● **Task to carry out**:
Drop the pictures from the entries below, then reproduce the rest exactly.

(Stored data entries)
☆ ☆ ☆ ☆
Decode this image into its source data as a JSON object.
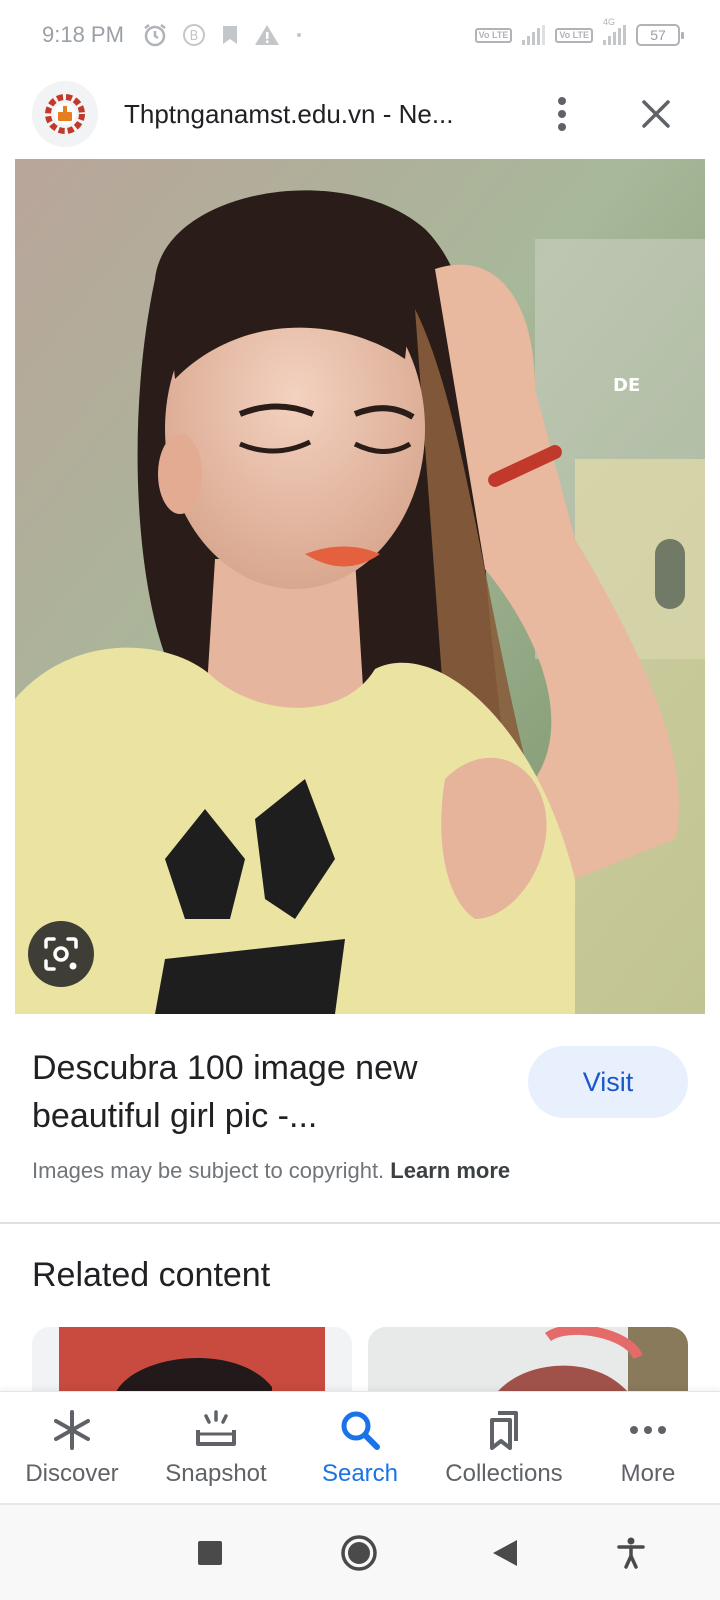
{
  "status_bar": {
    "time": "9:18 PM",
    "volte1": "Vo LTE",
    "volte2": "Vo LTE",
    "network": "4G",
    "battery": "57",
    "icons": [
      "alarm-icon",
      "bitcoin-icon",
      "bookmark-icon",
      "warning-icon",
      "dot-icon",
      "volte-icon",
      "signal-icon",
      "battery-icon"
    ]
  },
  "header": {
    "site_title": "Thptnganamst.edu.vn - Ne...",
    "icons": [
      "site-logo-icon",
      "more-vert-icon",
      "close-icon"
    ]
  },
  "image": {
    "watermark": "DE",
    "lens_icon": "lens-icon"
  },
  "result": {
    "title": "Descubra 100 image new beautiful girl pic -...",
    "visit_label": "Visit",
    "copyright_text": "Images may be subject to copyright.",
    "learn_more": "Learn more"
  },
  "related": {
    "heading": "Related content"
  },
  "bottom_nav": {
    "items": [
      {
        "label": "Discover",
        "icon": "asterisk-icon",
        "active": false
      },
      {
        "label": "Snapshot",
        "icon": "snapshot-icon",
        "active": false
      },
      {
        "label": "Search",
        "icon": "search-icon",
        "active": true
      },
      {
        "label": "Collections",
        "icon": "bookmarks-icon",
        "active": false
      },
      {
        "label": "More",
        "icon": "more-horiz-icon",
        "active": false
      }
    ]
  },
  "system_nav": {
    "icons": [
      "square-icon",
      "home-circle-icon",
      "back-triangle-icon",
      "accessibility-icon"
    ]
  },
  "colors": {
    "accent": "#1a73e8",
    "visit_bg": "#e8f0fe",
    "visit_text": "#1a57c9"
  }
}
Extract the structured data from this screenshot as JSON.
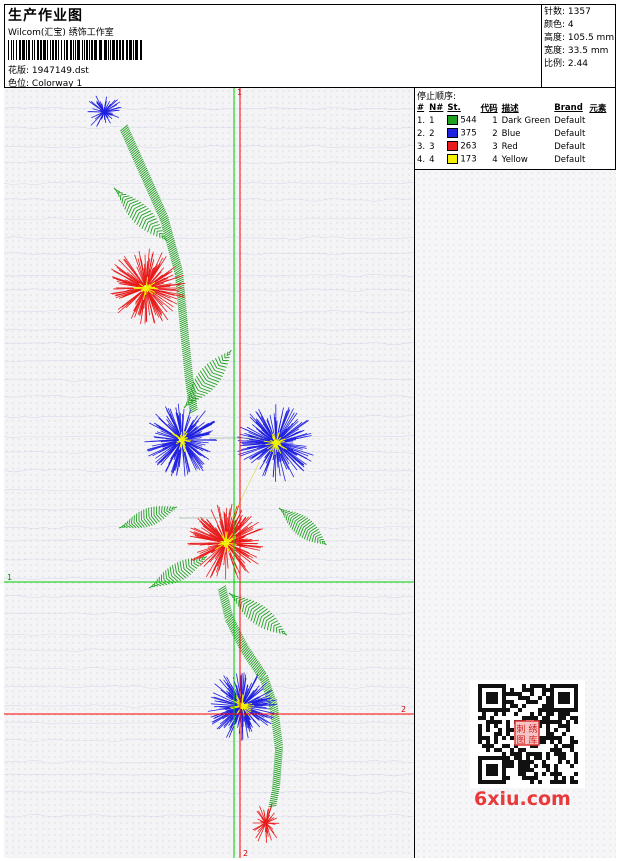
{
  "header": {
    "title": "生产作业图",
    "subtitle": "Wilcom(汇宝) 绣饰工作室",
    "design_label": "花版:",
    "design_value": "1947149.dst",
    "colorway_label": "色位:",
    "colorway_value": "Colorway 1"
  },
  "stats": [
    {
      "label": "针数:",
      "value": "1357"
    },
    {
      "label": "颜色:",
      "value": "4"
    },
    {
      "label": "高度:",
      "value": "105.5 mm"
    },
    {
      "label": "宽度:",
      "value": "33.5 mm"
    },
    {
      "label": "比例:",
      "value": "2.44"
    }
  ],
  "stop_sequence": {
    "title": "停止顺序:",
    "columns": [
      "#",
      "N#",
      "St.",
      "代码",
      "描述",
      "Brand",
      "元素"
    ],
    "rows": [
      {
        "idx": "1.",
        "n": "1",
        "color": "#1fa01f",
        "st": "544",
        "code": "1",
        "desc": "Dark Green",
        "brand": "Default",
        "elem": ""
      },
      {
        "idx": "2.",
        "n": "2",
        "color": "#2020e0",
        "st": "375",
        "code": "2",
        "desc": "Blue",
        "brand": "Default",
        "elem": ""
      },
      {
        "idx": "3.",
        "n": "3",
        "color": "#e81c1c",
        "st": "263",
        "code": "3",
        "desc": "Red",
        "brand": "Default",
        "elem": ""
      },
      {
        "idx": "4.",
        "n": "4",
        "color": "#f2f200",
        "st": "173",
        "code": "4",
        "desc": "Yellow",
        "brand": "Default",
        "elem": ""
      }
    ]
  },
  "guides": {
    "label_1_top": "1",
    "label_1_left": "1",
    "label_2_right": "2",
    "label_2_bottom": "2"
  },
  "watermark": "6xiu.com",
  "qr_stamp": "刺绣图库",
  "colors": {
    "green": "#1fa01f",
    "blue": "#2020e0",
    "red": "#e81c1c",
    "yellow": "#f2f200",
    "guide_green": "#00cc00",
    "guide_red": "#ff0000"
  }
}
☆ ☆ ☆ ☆
● **Exercise answer**:
Decode this image into its source data as a JSON object.
{
  "status_bar": {
    "time": "9:18 PM",
    "volte1": "Vo LTE",
    "volte2": "Vo LTE",
    "network": "4G",
    "battery": "57",
    "icons": [
      "alarm-icon",
      "bitcoin-icon",
      "bookmark-icon",
      "warning-icon",
      "dot-icon",
      "volte-icon",
      "signal-icon",
      "battery-icon"
    ]
  },
  "header": {
    "site_title": "Thptnganamst.edu.vn - Ne...",
    "icons": [
      "site-logo-icon",
      "more-vert-icon",
      "close-icon"
    ]
  },
  "image": {
    "watermark": "DE",
    "lens_icon": "lens-icon"
  },
  "result": {
    "title": "Descubra 100 image new beautiful girl pic -...",
    "visit_label": "Visit",
    "copyright_text": "Images may be subject to copyright.",
    "learn_more": "Learn more"
  },
  "related": {
    "heading": "Related content"
  },
  "bottom_nav": {
    "items": [
      {
        "label": "Discover",
        "icon": "asterisk-icon",
        "active": false
      },
      {
        "label": "Snapshot",
        "icon": "snapshot-icon",
        "active": false
      },
      {
        "label": "Search",
        "icon": "search-icon",
        "active": true
      },
      {
        "label": "Collections",
        "icon": "bookmarks-icon",
        "active": false
      },
      {
        "label": "More",
        "icon": "more-horiz-icon",
        "active": false
      }
    ]
  },
  "system_nav": {
    "icons": [
      "square-icon",
      "home-circle-icon",
      "back-triangle-icon",
      "accessibility-icon"
    ]
  },
  "colors": {
    "accent": "#1a73e8",
    "visit_bg": "#e8f0fe",
    "visit_text": "#1a57c9"
  }
}
Extract the structured data from this screenshot as JSON.
{
  "header": {
    "title": "生产作业图",
    "subtitle": "Wilcom(汇宝) 绣饰工作室",
    "design_label": "花版:",
    "design_value": "1947149.dst",
    "colorway_label": "色位:",
    "colorway_value": "Colorway 1"
  },
  "stats": [
    {
      "label": "针数:",
      "value": "1357"
    },
    {
      "label": "颜色:",
      "value": "4"
    },
    {
      "label": "高度:",
      "value": "105.5 mm"
    },
    {
      "label": "宽度:",
      "value": "33.5 mm"
    },
    {
      "label": "比例:",
      "value": "2.44"
    }
  ],
  "stop_sequence": {
    "title": "停止顺序:",
    "columns": [
      "#",
      "N#",
      "St.",
      "代码",
      "描述",
      "Brand",
      "元素"
    ],
    "rows": [
      {
        "idx": "1.",
        "n": "1",
        "color": "#1fa01f",
        "st": "544",
        "code": "1",
        "desc": "Dark Green",
        "brand": "Default",
        "elem": ""
      },
      {
        "idx": "2.",
        "n": "2",
        "color": "#2020e0",
        "st": "375",
        "code": "2",
        "desc": "Blue",
        "brand": "Default",
        "elem": ""
      },
      {
        "idx": "3.",
        "n": "3",
        "color": "#e81c1c",
        "st": "263",
        "code": "3",
        "desc": "Red",
        "brand": "Default",
        "elem": ""
      },
      {
        "idx": "4.",
        "n": "4",
        "color": "#f2f200",
        "st": "173",
        "code": "4",
        "desc": "Yellow",
        "brand": "Default",
        "elem": ""
      }
    ]
  },
  "guides": {
    "label_1_top": "1",
    "label_1_left": "1",
    "label_2_right": "2",
    "label_2_bottom": "2"
  },
  "watermark": "6xiu.com",
  "qr_stamp": "刺绣图库",
  "colors": {
    "green": "#1fa01f",
    "blue": "#2020e0",
    "red": "#e81c1c",
    "yellow": "#f2f200",
    "guide_green": "#00cc00",
    "guide_red": "#ff0000"
  }
}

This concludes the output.